Comcast has agreed to buy Time Warner Cable for $45.2bn (€33.1bn) in stock, or $158.82 (€116.5) per share, in a deal that will combine America’s top two cable TV companies.
The deal was approved by the boards of both companies and, pending regulatory approval, is expected to close by the end of the year, sources familiar with the matter said. An official announcement is expected to be made later today.
The price is about 17% above Time Warner Cable shares’ Wednesday closing price of $135.31 and trumps a proposal by Charter Communications to buy Time Warner for about $38bn (€27.8bn) in cash and stock worth 132.50 (€97.21) per share.

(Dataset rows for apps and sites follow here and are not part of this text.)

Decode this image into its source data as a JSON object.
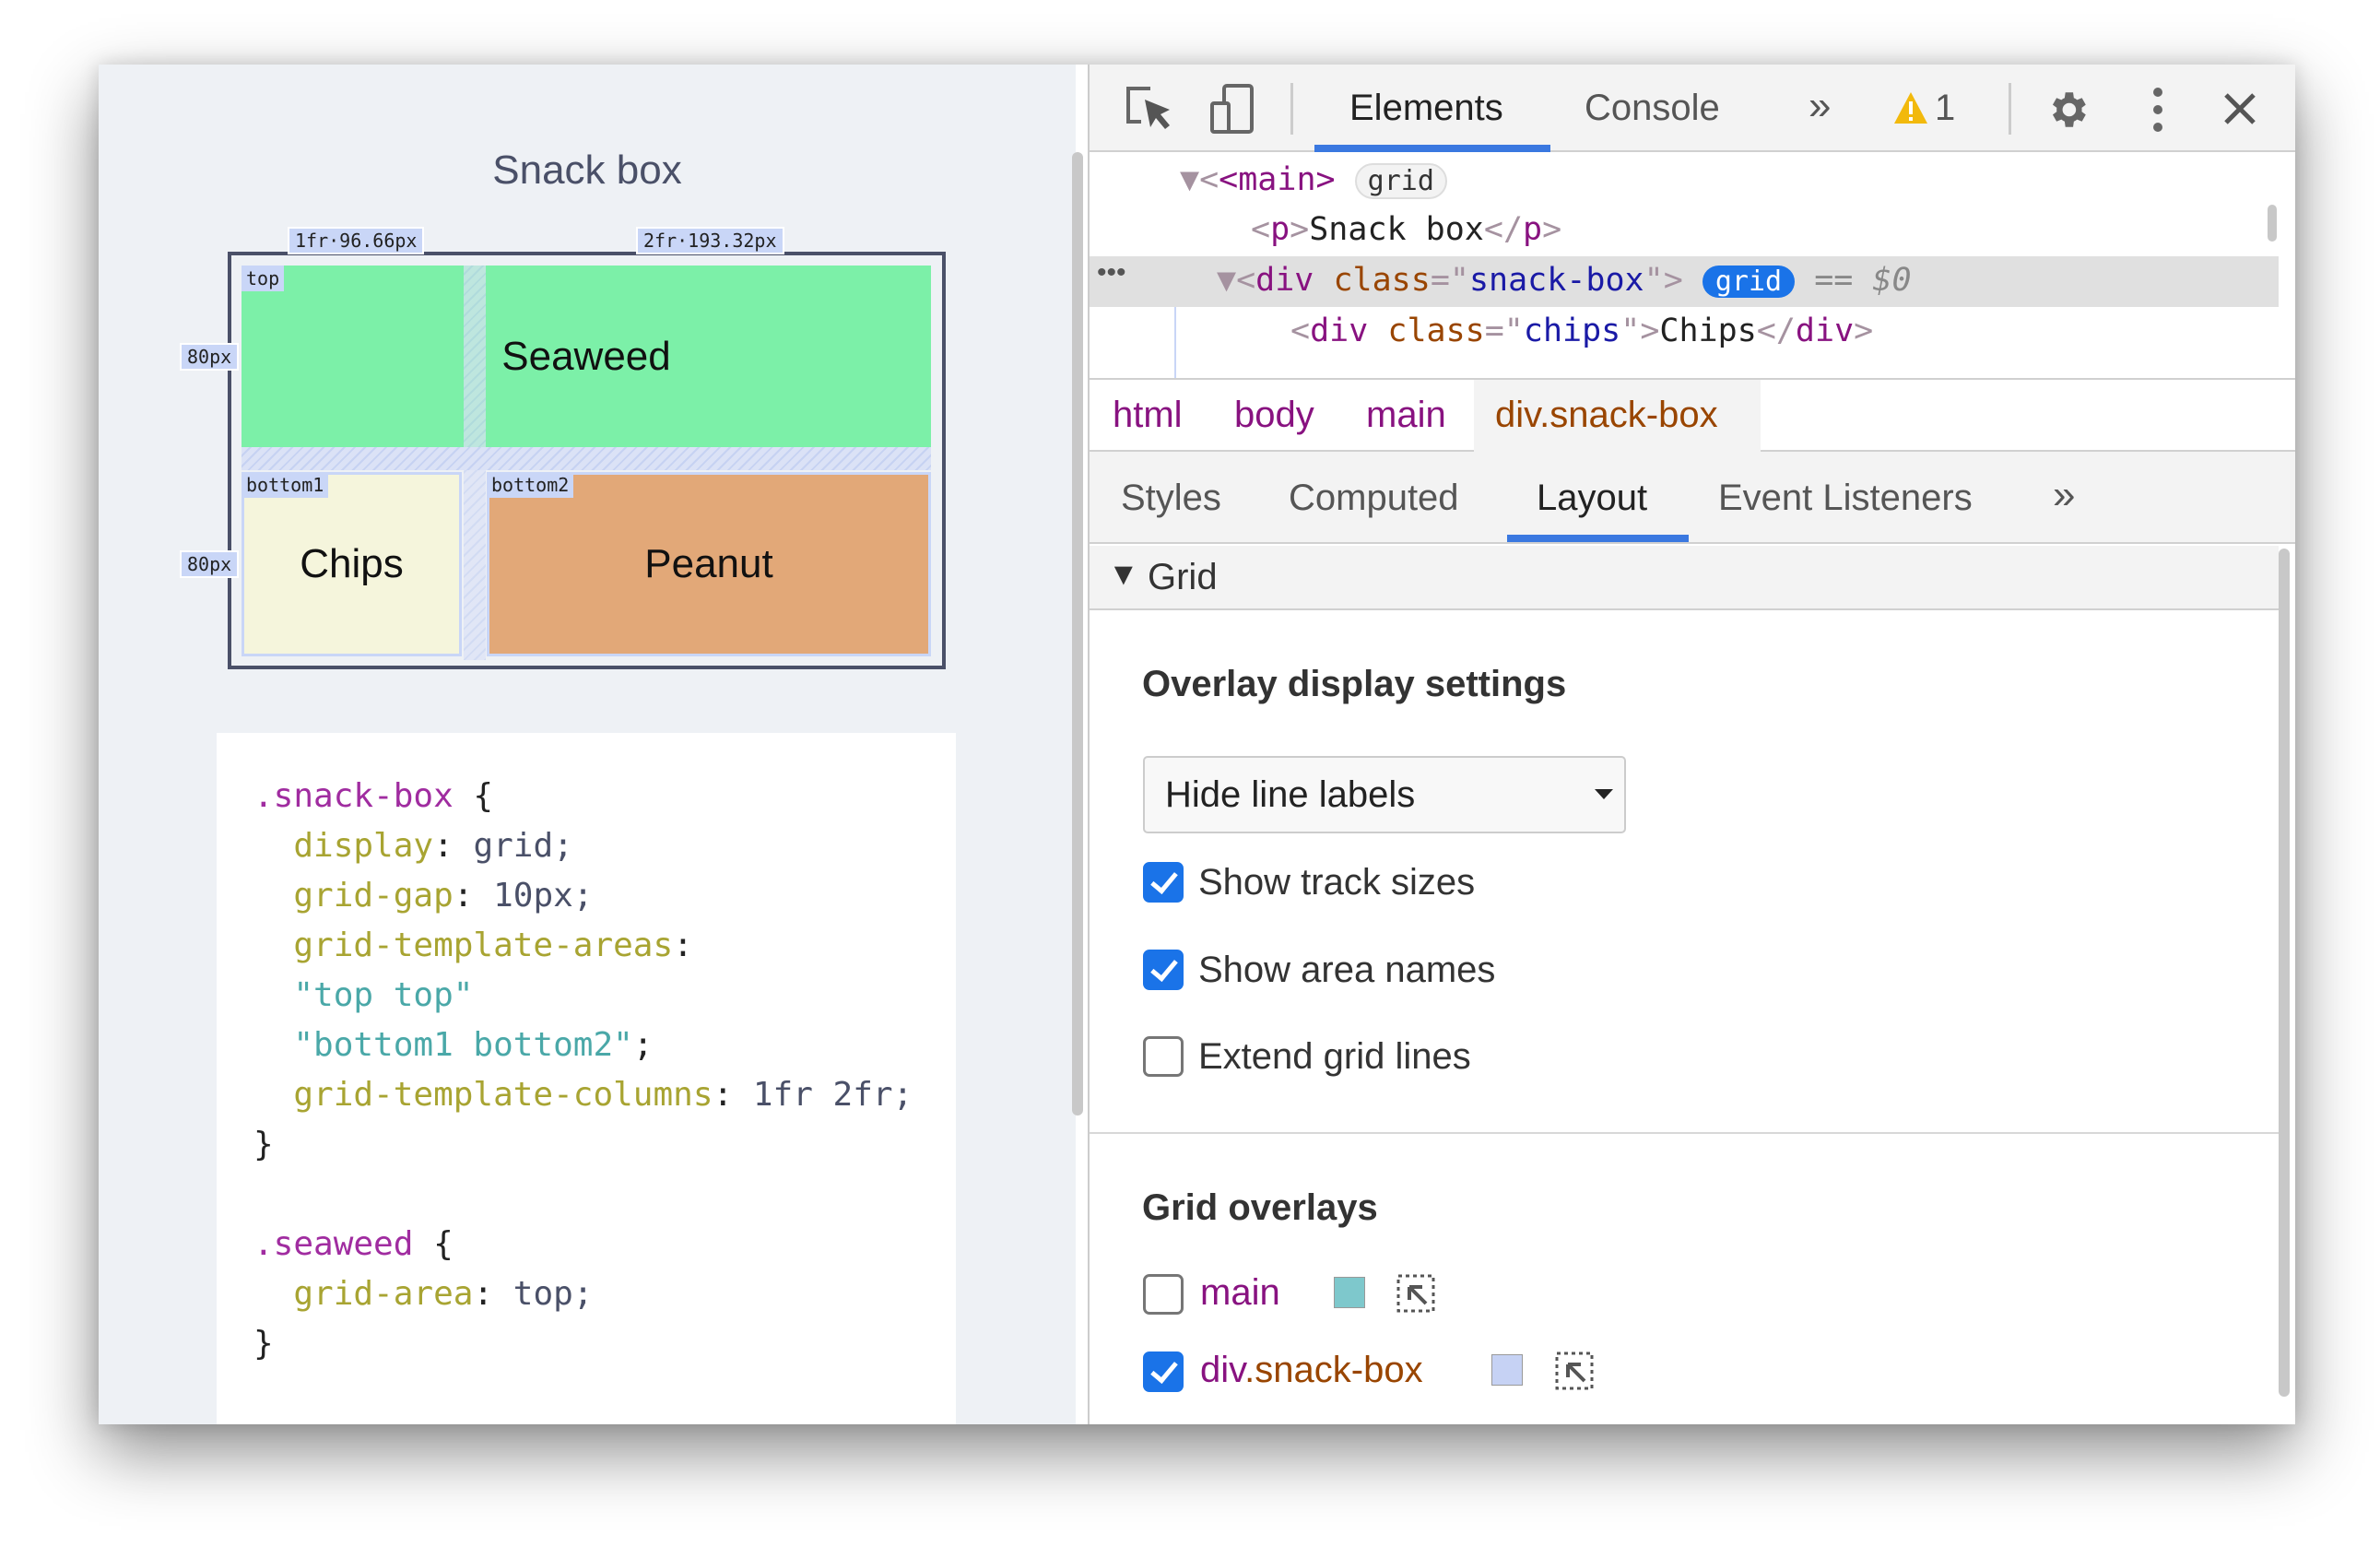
{
  "page": {
    "title": "Snack box",
    "grid": {
      "col_labels": [
        "1fr·96.66px",
        "2fr·193.32px"
      ],
      "row_labels": [
        "80px",
        "80px"
      ],
      "areas": [
        "top",
        "bottom1",
        "bottom2"
      ],
      "cells": {
        "seaweed": "Seaweed",
        "chips": "Chips",
        "peanut": "Peanut"
      },
      "colors": {
        "seaweed": "#7cf0a8",
        "chips": "#f5f5dc",
        "peanut": "#e2a878",
        "overlay": "#c9d6f7"
      }
    },
    "code": [
      [
        [
          ".snack-box",
          "sel"
        ],
        [
          " {",
          "tx"
        ]
      ],
      [
        [
          "  display",
          "prop"
        ],
        [
          ": ",
          "tx"
        ],
        [
          "grid;",
          "val"
        ]
      ],
      [
        [
          "  grid-gap",
          "prop"
        ],
        [
          ": ",
          "tx"
        ],
        [
          "10px;",
          "val"
        ]
      ],
      [
        [
          "  grid-template-areas",
          "prop"
        ],
        [
          ":",
          "tx"
        ]
      ],
      [
        [
          "  \"top top\"",
          "str"
        ]
      ],
      [
        [
          "  \"bottom1 bottom2\"",
          "str"
        ],
        [
          ";",
          "tx"
        ]
      ],
      [
        [
          "  grid-template-columns",
          "prop"
        ],
        [
          ": ",
          "tx"
        ],
        [
          "1fr 2fr;",
          "val"
        ]
      ],
      [
        [
          "}",
          "tx"
        ]
      ],
      [],
      [
        [
          ".seaweed",
          "sel"
        ],
        [
          " {",
          "tx"
        ]
      ],
      [
        [
          "  grid-area",
          "prop"
        ],
        [
          ": ",
          "tx"
        ],
        [
          "top;",
          "val"
        ]
      ],
      [
        [
          "}",
          "tx"
        ]
      ]
    ]
  },
  "devtools": {
    "toolbar": {
      "tabs": [
        "Elements",
        "Console"
      ],
      "more": "»",
      "warning_count": "1",
      "active": "Elements"
    },
    "dom": {
      "main_open": "<main>",
      "main_badge": "grid",
      "p_line": "Snack box",
      "div_tag": "div",
      "div_attr": "class",
      "div_val": "snack-box",
      "div_badge": "grid",
      "selected_suffix": "== $0",
      "chips_val": "chips",
      "chips_text": "Chips",
      "dots": "•••"
    },
    "breadcrumb": [
      "html",
      "body",
      "main",
      "div.snack-box"
    ],
    "panel_tabs": [
      "Styles",
      "Computed",
      "Layout",
      "Event Listeners"
    ],
    "panel_more": "»",
    "active_panel_tab": "Layout",
    "layout": {
      "section": "Grid",
      "overlay_heading": "Overlay display settings",
      "select_value": "Hide line labels",
      "options": [
        {
          "label": "Show track sizes",
          "checked": true
        },
        {
          "label": "Show area names",
          "checked": true
        },
        {
          "label": "Extend grid lines",
          "checked": false
        }
      ],
      "overlays_heading": "Grid overlays",
      "overlays": [
        {
          "tag": "main",
          "cls": "",
          "checked": false,
          "color": "#7ec8cc"
        },
        {
          "tag": "div",
          "cls": ".snack-box",
          "checked": true,
          "color": "#c6d2f4"
        }
      ]
    }
  }
}
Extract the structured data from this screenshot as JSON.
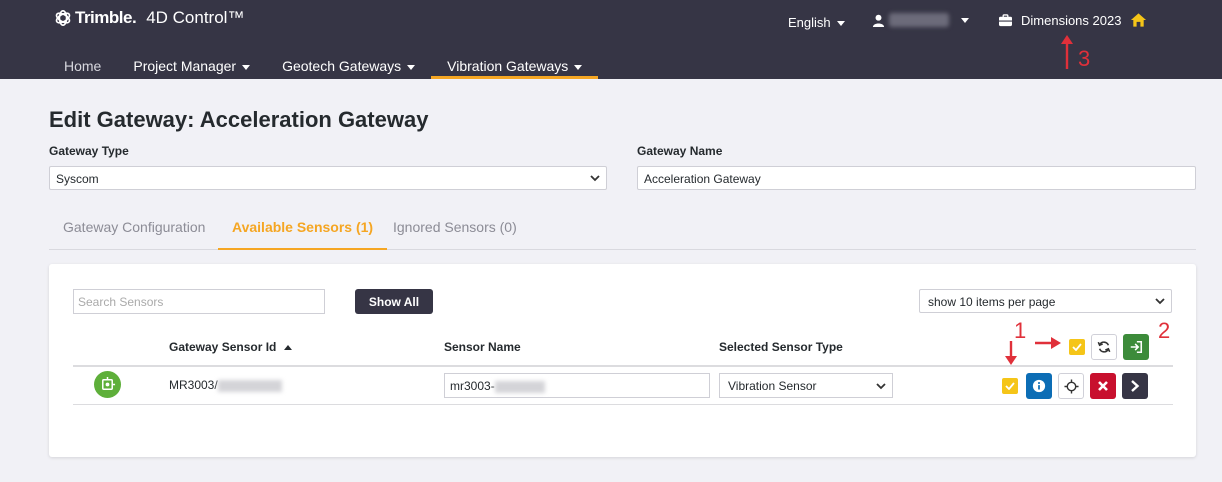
{
  "header": {
    "brand": "Trimble.",
    "product": "4D Control™",
    "language": "English",
    "project": "Dimensions 2023"
  },
  "nav": [
    {
      "label": "Home"
    },
    {
      "label": "Project Manager"
    },
    {
      "label": "Geotech Gateways"
    },
    {
      "label": "Vibration Gateways"
    }
  ],
  "page": {
    "title": "Edit Gateway: Acceleration Gateway",
    "gateway_type_label": "Gateway Type",
    "gateway_type_value": "Syscom",
    "gateway_name_label": "Gateway Name",
    "gateway_name_value": "Acceleration Gateway"
  },
  "tabs": [
    {
      "label": "Gateway Configuration"
    },
    {
      "label": "Available Sensors (1)"
    },
    {
      "label": "Ignored Sensors (0)"
    }
  ],
  "toolbar": {
    "search_placeholder": "Search Sensors",
    "show_all": "Show All",
    "per_page": "show 10 items per page"
  },
  "table": {
    "columns": [
      "Gateway Sensor Id",
      "Sensor Name",
      "Selected Sensor Type"
    ],
    "rows": [
      {
        "sensor_id": "MR3003/",
        "sensor_name": "mr3003-",
        "sensor_type": "Vibration Sensor"
      }
    ]
  },
  "annotations": [
    "1",
    "2",
    "3"
  ],
  "colors": {
    "header_bg": "#363545",
    "accent": "#f5a623",
    "checkbox": "#f5c518",
    "annotation": "#e0303a"
  }
}
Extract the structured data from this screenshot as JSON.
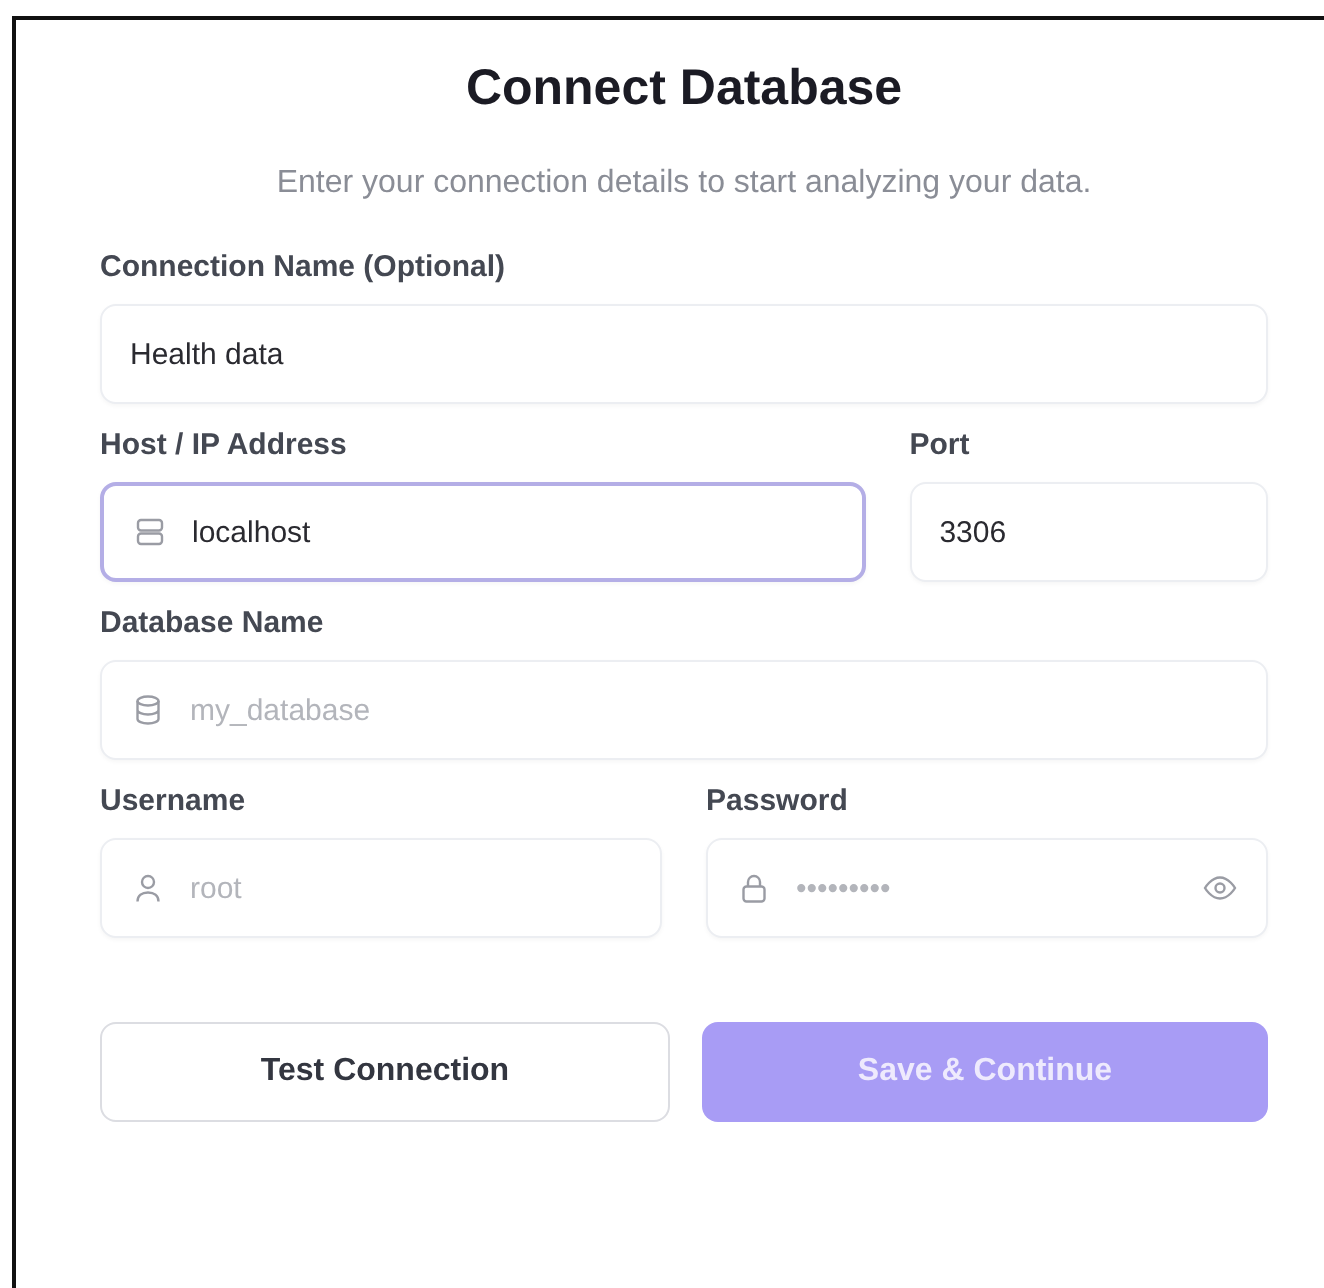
{
  "title": "Connect Database",
  "subtitle": "Enter your connection details to start analyzing your data.",
  "rows": [
    {
      "fields": [
        {
          "kind": "name",
          "label": "Connection Name (Optional)",
          "value": "Health data",
          "focused": false
        }
      ]
    },
    {
      "fields": [
        {
          "kind": "host",
          "label": "Host / IP Address",
          "value": "localhost",
          "focused": true
        },
        {
          "kind": "port",
          "label": "Port",
          "value": "3306",
          "focused": false
        }
      ]
    },
    {
      "fields": [
        {
          "kind": "database",
          "label": "Database Name",
          "placeholder": "my_database",
          "focused": false
        }
      ]
    },
    {
      "fields": [
        {
          "kind": "username",
          "label": "Username",
          "placeholder": "root",
          "focused": false
        },
        {
          "kind": "password",
          "label": "Password",
          "placeholder": "•••••••••",
          "focused": false
        }
      ]
    }
  ],
  "buttons": [
    {
      "label": "Test Connection",
      "kind": "secondary",
      "disabled": false
    },
    {
      "label": "Save & Continue",
      "kind": "primary",
      "disabled": true
    }
  ]
}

Time Warner Cable shareholders will receive 2.57 Comcast shares for every Time Warner Cable share they own. Once the deal is final, they will end up owning about 23%of the combined company, one of the people said.
Charter had pursued Time Warner Cable for months but Time Warner Cable chief executive Rob Marcus had consistently rejected what he called a low offer, saying he had cut a deal for $160 (€117.40) per share in cash and stock.
For a time, Comcast stayed in the background, waiting to purchase any chunk of subscribers that a combined Charter-Time Warner Cable would sell off.
Instead, Comcast now plans to divest three million pay-TV subscribers after the deal closes. With 22 million of its own pay TV customers and Time Warner Cable’s 11.2 million, the combined entity will end up with about 30 million subscribers when the deal is complete, a level believed not to trigger the concern of antitrust authorities.
A formal cap was dissolved years ago by regulators, but divesting subscribers could help the deal get approved more quickly.
Comcast is taking the position that because Comcast and Time Warner Cable do not serve overlapping markets, their combination will not reduce competition for consumers, especially in the face of rivals AT&T and Verizon, which compete with the cable operators to provide both pay TV services and internet hook-ups.
Comcast and Time Warner Cable are expected to save $1.5bn (€1.1bn) in annual costs over three years, with half of that realised in the first year, one of the sources said.
Comcast also plans to add an additional $10bn (€7.3bn) in share buy-backs at the close of the deal, on top of a recent plan to boost its share buy-back authority to $7.5bn (€5.5bn) from one billion (€733m), the source added.